The conditions of gig economy workers are somewhat comparable to that of standard labor for whom the derogation was planned to advantage. Even imagining that gig economy work relationships can be included in the employment categorization without thoroughly prevailing over the pattern, such individuals who work occasionally would presumably see decreasing work prospects. An uncomplicated enlargement of the antitrust labor derogation would enable gig economy workers to unite their bargaining capacity and conjointly discuss a settlement with platforms (without the limitations of the antitrust law) to acquire a more equitable proportion of the joint surplus, free of losing the surplus by disrupting the pattern. Having the upside of the derogation would further gig economy workers’ endeavors to obtain more advantages and assurances from their particular platforms/go-betweens as there are determinants for platforms to discuss terms without equivocation. A consolidated work strike constitutes an efficient tool for labor force, and an antitrust derogation would allow them to participate in such work stoppages without breaching the antitrust law. A platform’s self-concern in increasing confidence and output should stimulate it to satisfy, or comply with, those workers’ requirements that do not endanger vital sources of the platform’s favorable circumstances. The prevalence of social media may provide further ascendancy to workers and thus they can effortlessly mobilize walkouts, energize support, and differently persuade public opinion with respect to relative rightfulness of the conditions in manner that were not as much achievable before. An enlargement of the antitrust labor derogation to safeguard the joint undertaking of gig economy workers would relieve labor entities of these antitrust limitations and make them more adequate catalysts in assisting gig economy workers in being relevant (Langley and Leyshon 2017) and attain further upsides and security. The enlargement of the antitrust labor derogation, by law enactment or via interpretation, would allow gig economy workers to participate in joint bargaining with the platform/go-between over remuneration and upsides topics without breaching the antitrust law. It would be in line with the principles intrinsic to the antitrust law and the derogation itself to do so, as gig economy workers are not the freelancers that judges and enforcement agencies have been thinking of when they left out independent contractors from the bounds of the derogation. The exemption is a way to promote the workers’ concerns in acquiring a suitable proportion of the surplus that has been collectively produced by the platform and the labor force, free of much risk of subverting the business pattern in the process. The exemption would be useful to consumers and also provide more alternatives and adjustability to workers (Lao 2018).

References

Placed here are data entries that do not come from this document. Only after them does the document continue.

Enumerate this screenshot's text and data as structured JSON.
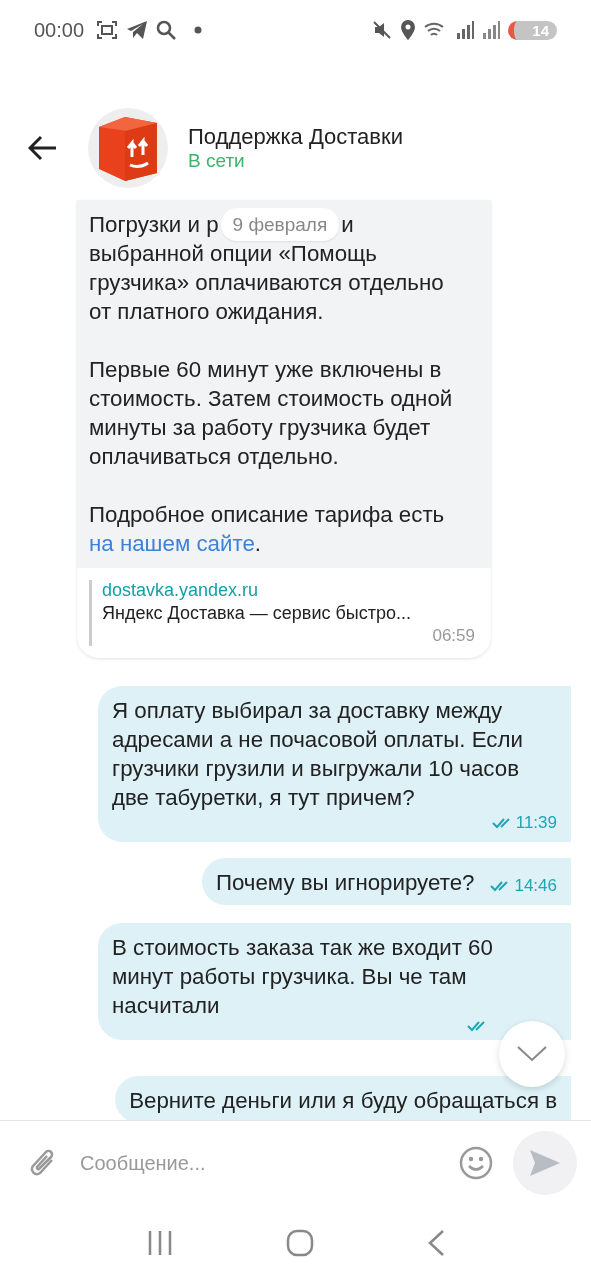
{
  "status_bar": {
    "time": "00:00",
    "battery": "14"
  },
  "header": {
    "title": "Поддержка Доставки",
    "status": "В сети"
  },
  "date_pill": "9 февраля",
  "incoming": {
    "first_line": [
      "Погрузки и р",
      "и"
    ],
    "paragraphs": [
      "выбранной опции «Помощь грузчика» оплачиваются отдельно от платного ожидания.",
      "Первые 60 минут уже включены в стоимость. Затем стоимость одной минуты за работу грузчика будет оплачиваться отдельно."
    ],
    "last_text": "Подробное описание тарифа есть ",
    "link": "на нашем сайте",
    "after_link": ".",
    "preview": {
      "domain": "dostavka.yandex.ru",
      "title": "Яндекс Доставка — сервис быстро..."
    },
    "time": "06:59"
  },
  "outgoing": [
    {
      "text": "Я оплату выбирал за доставку между адресами а не почасовой оплаты. Если грузчики грузили и выгружали 10 часов две табуретки, я тут причем?",
      "time": "11:39",
      "read": true
    },
    {
      "text": "Почему вы игнорируете?",
      "time": "14:46",
      "read": true
    },
    {
      "text": "В стоимость заказа так же входит 60 минут работы грузчика. Вы че там насчитали",
      "read": true
    },
    {
      "text": "Верните деньги или я буду обращаться в"
    }
  ],
  "composer": {
    "placeholder": "Сообщение..."
  }
}
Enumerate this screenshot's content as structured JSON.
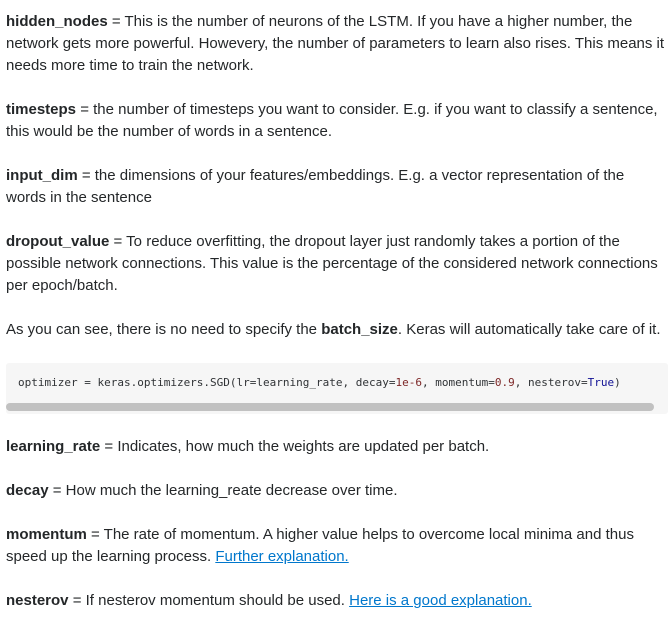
{
  "params": [
    {
      "term": "hidden_nodes",
      "text": " = This is the number of neurons of the LSTM. If you have a higher number, the network gets more powerful. Howevery, the number of parameters to learn also rises. This means it needs more time to train the network."
    },
    {
      "term": "timesteps",
      "text": " = the number of timesteps you want to consider. E.g. if you want to classify a sentence, this would be the number of words in a sentence."
    },
    {
      "term": "input_dim",
      "text": " = the dimensions of your features/embeddings. E.g. a vector representation of the words in the sentence"
    },
    {
      "term": "dropout_value",
      "text": " = To reduce overfitting, the dropout layer just randomly takes a portion of the possible network connections. This value is the percentage of the considered network connections per epoch/batch."
    }
  ],
  "batch_note": {
    "before": "As you can see, there is no need to specify the ",
    "term": "batch_size",
    "after": ". Keras will automatically take care of it."
  },
  "code": {
    "prefix": "optimizer = keras.optimizers.SGD(lr=learning_rate, decay=",
    "decay_value": "1e-6",
    "mid": ", momentum=",
    "momentum_value": "0.9",
    "mid2": ", nesterov=",
    "nesterov_value": "True",
    "suffix": ")"
  },
  "optimizer_params": [
    {
      "term": "learning_rate",
      "text": " = Indicates, how much the weights are updated per batch."
    },
    {
      "term": "decay",
      "text": " = How much the learning_reate decrease over time."
    }
  ],
  "momentum": {
    "term": "momentum",
    "text": " = The rate of momentum. A higher value helps to overcome local minima and thus speed up the learning process. ",
    "link": "Further explanation."
  },
  "nesterov": {
    "term": "nesterov",
    "text": " = If nesterov momentum should be used. ",
    "link": "Here is a good explanation."
  }
}
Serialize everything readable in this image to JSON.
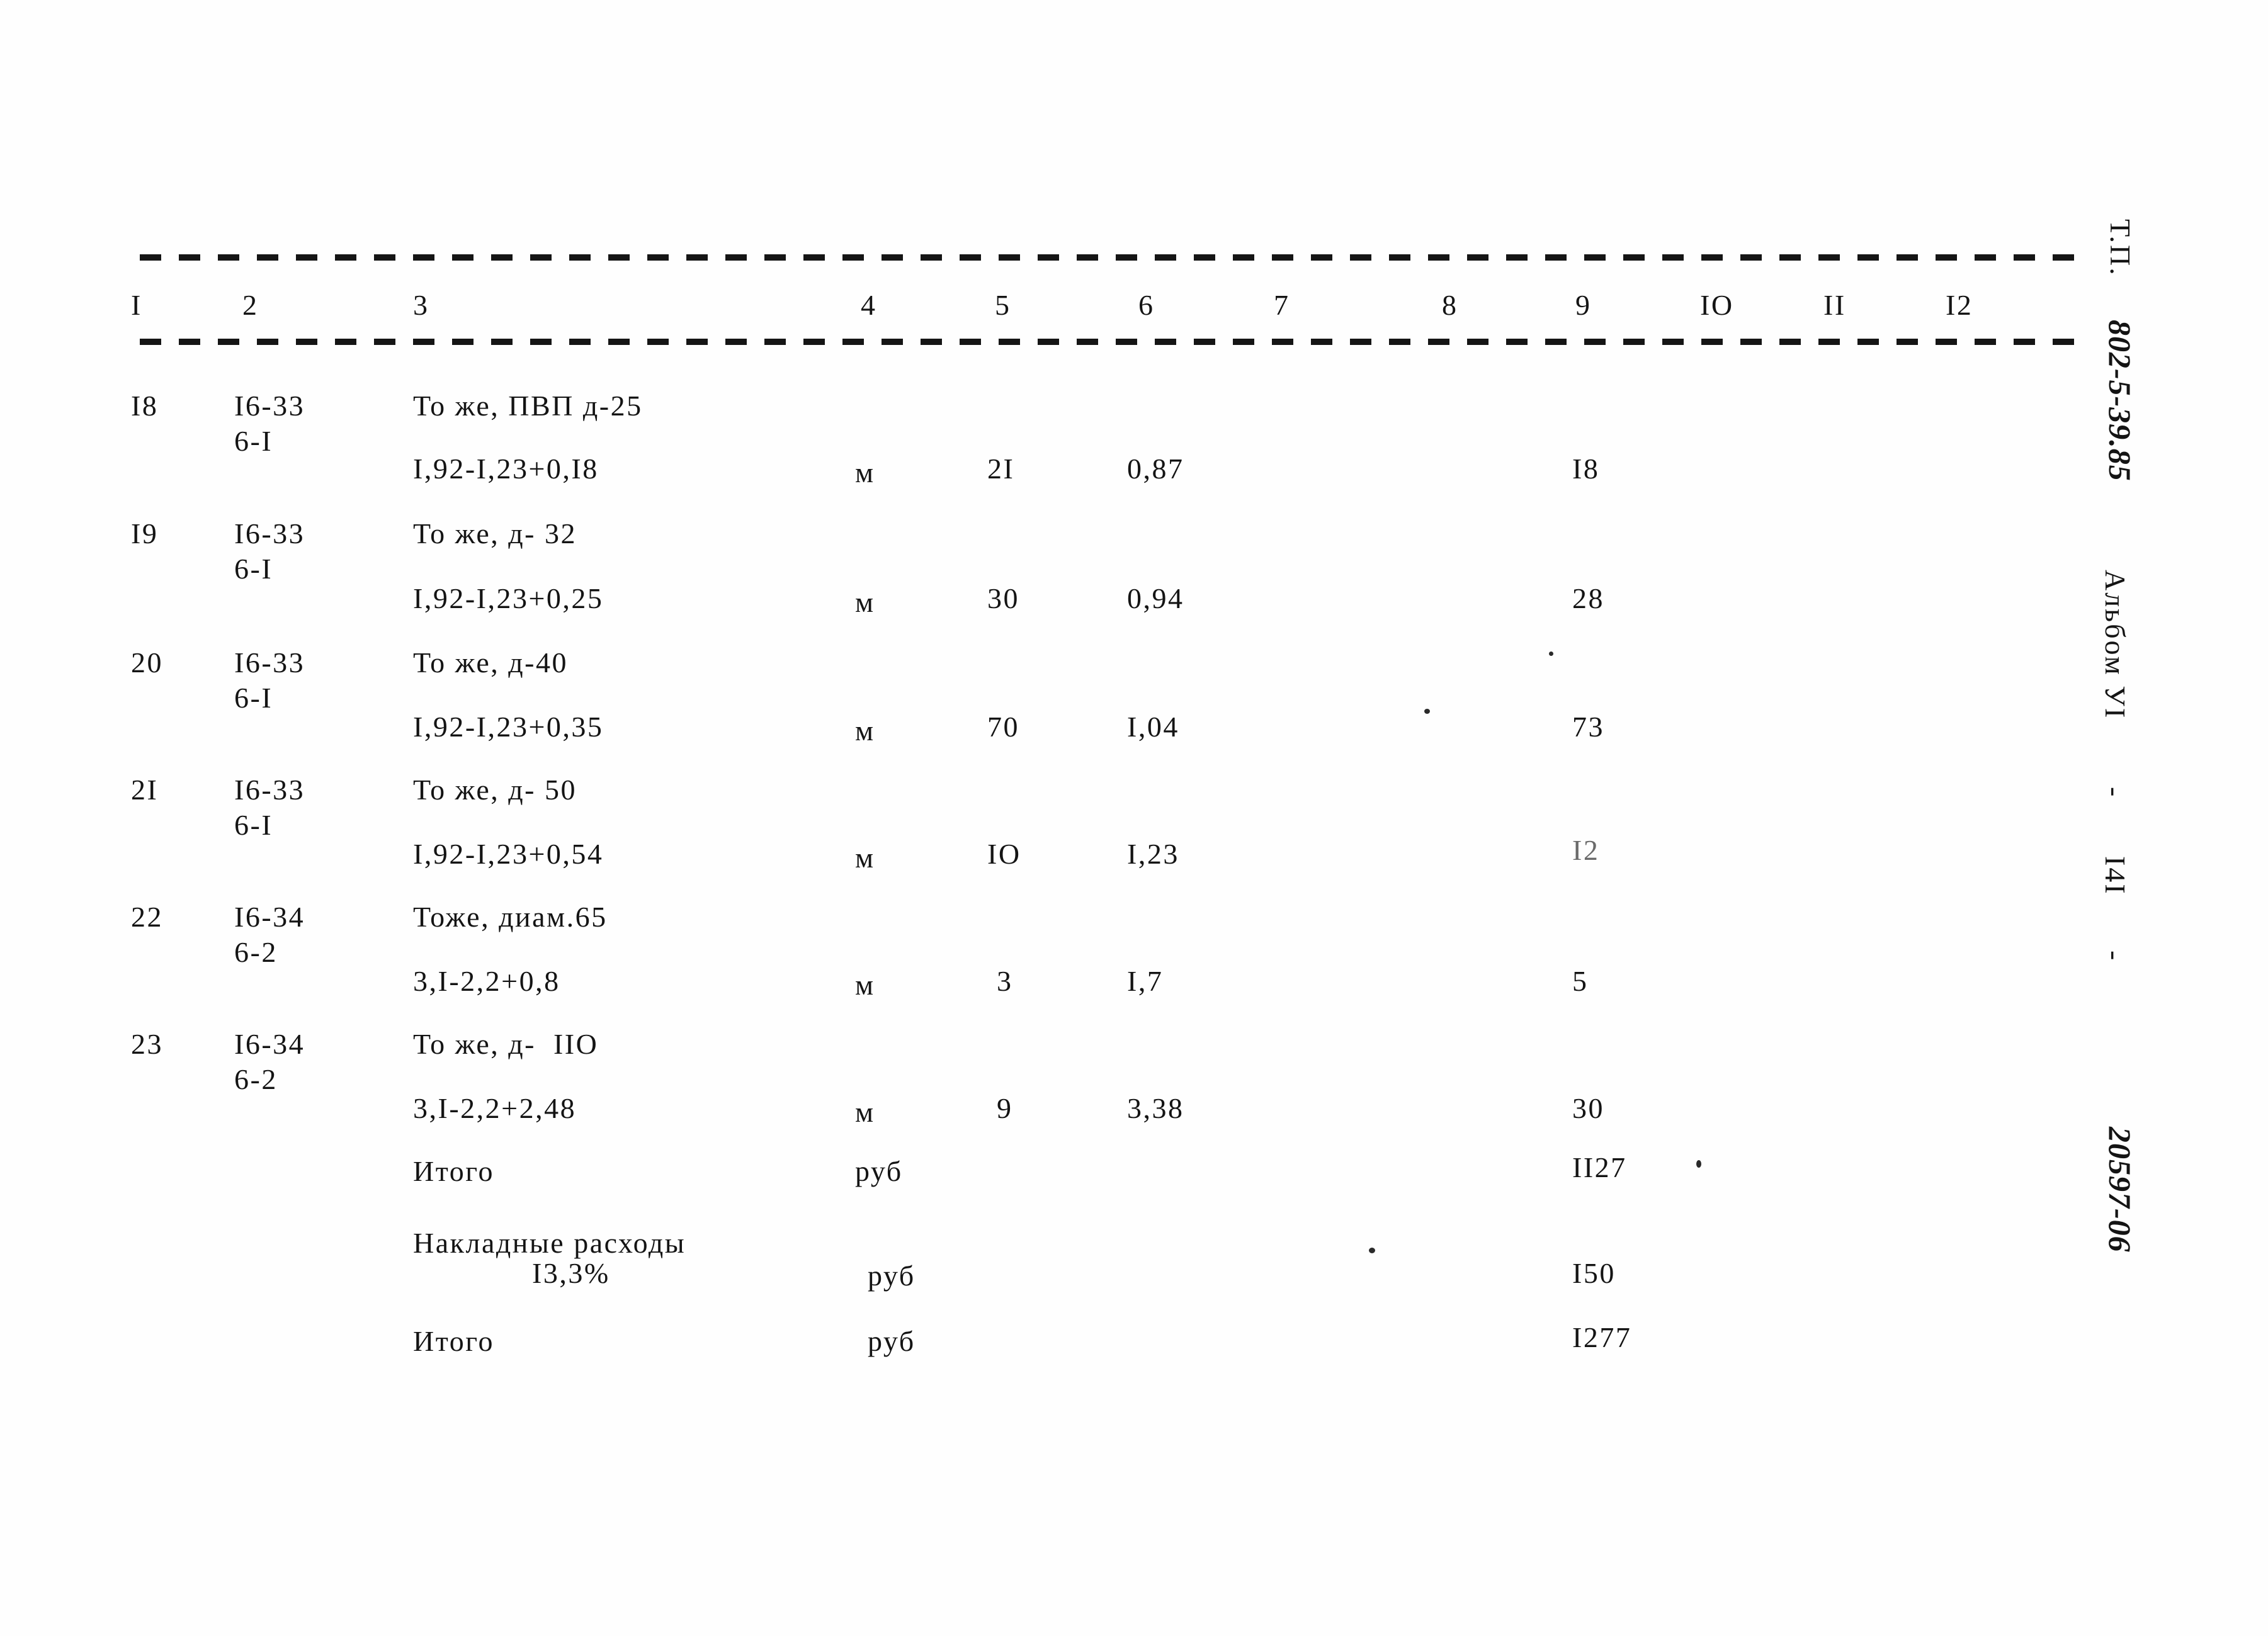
{
  "document": {
    "kind": "scanned-estimate-table",
    "background_color": "#fefefe",
    "ink_color": "#141414"
  },
  "table": {
    "column_headers": [
      "I",
      "2",
      "3",
      "4",
      "5",
      "6",
      "7",
      "8",
      "9",
      "IO",
      "II",
      "I2"
    ],
    "rows": [
      {
        "num": "I8",
        "code_top": "I6-33",
        "code_bottom": "6-I",
        "desc_top": "То же, ПВП д-25",
        "desc_bottom": "I,92-I,23+0,I8",
        "unit": "м",
        "qty": "2I",
        "price": "0,87",
        "total": "I8"
      },
      {
        "num": "I9",
        "code_top": "I6-33",
        "code_bottom": "6-I",
        "desc_top": "То же, д- 32",
        "desc_bottom": "I,92-I,23+0,25",
        "unit": "м",
        "qty": "30",
        "price": "0,94",
        "total": "28"
      },
      {
        "num": "20",
        "code_top": "I6-33",
        "code_bottom": "6-I",
        "desc_top": "То же, д-40",
        "desc_bottom": "I,92-I,23+0,35",
        "unit": "м",
        "qty": "70",
        "price": "I,04",
        "total": "73"
      },
      {
        "num": "2I",
        "code_top": "I6-33",
        "code_bottom": "6-I",
        "desc_top": "То же, д- 50",
        "desc_bottom": "I,92-I,23+0,54",
        "unit": "м",
        "qty": "IO",
        "price": "I,23",
        "total": "I2"
      },
      {
        "num": "22",
        "code_top": "I6-34",
        "code_bottom": "6-2",
        "desc_top": "Тоже, диам.65",
        "desc_bottom": "3,I-2,2+0,8",
        "unit": "м",
        "qty": "3",
        "price": "I,7",
        "total": "5"
      },
      {
        "num": "23",
        "code_top": "I6-34",
        "code_bottom": "6-2",
        "desc_top": "То же, д-  IIO",
        "desc_bottom": "3,I-2,2+2,48",
        "unit": "м",
        "qty": "9",
        "price": "3,38",
        "total": "30"
      }
    ],
    "summary": [
      {
        "label": "Итого",
        "label2": "",
        "unit": "руб",
        "total": "II27"
      },
      {
        "label": "Накладные расходы",
        "label2": "I3,3%",
        "unit": "руб",
        "total": "I50"
      },
      {
        "label": "Итого",
        "label2": "",
        "unit": "руб",
        "total": "I277"
      }
    ]
  },
  "margin": {
    "series_prefix": "Т.П.",
    "series_number": "802-5-39.85",
    "album": "Альбом УI",
    "dash1": "-",
    "page": "I4I",
    "dash2": "-",
    "doc_number": "20597-06"
  }
}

  1. Cherry, M. A., & Aloisi, A. (2017). ‘Dependent contractors’ in the gig economy: A comparative approach. The American University Law Review, 66(3), 635–689.Google Scholar
  2. Langley, P., & Leyshon, A. (2017). Platform capitalism: The intermediation and capitalisation of digital economic circulation. Finance and Society, 3(1), 11–31.CrossRefGoogle Scholar
  3. Lao, M. (2018). Workers in the ‘gig’ economy: The case for extending the antitrust labor exemption. University of California Davis Law Review, 51, 1543–1587.Google Scholar
  4. McCabe, E. E. (2016). Not like the others: Applying the fair labor standards act to the sharing economy. Kansas Law Review, 65, 145–176.Google Scholar

Copyright information

© Springer Nature Singapore Pte Ltd. 2019

Authors and Affiliations

  1. 1.Spiru Haret UniversityConstanțaRomania

Section editors and affiliations

  • George Lazaroiu
    • 1
    • 2
  1. 1.The Cognitive Labor InstituteNew YorkUSA
  2. 2.Spiru Haret UniversityBucharestRomania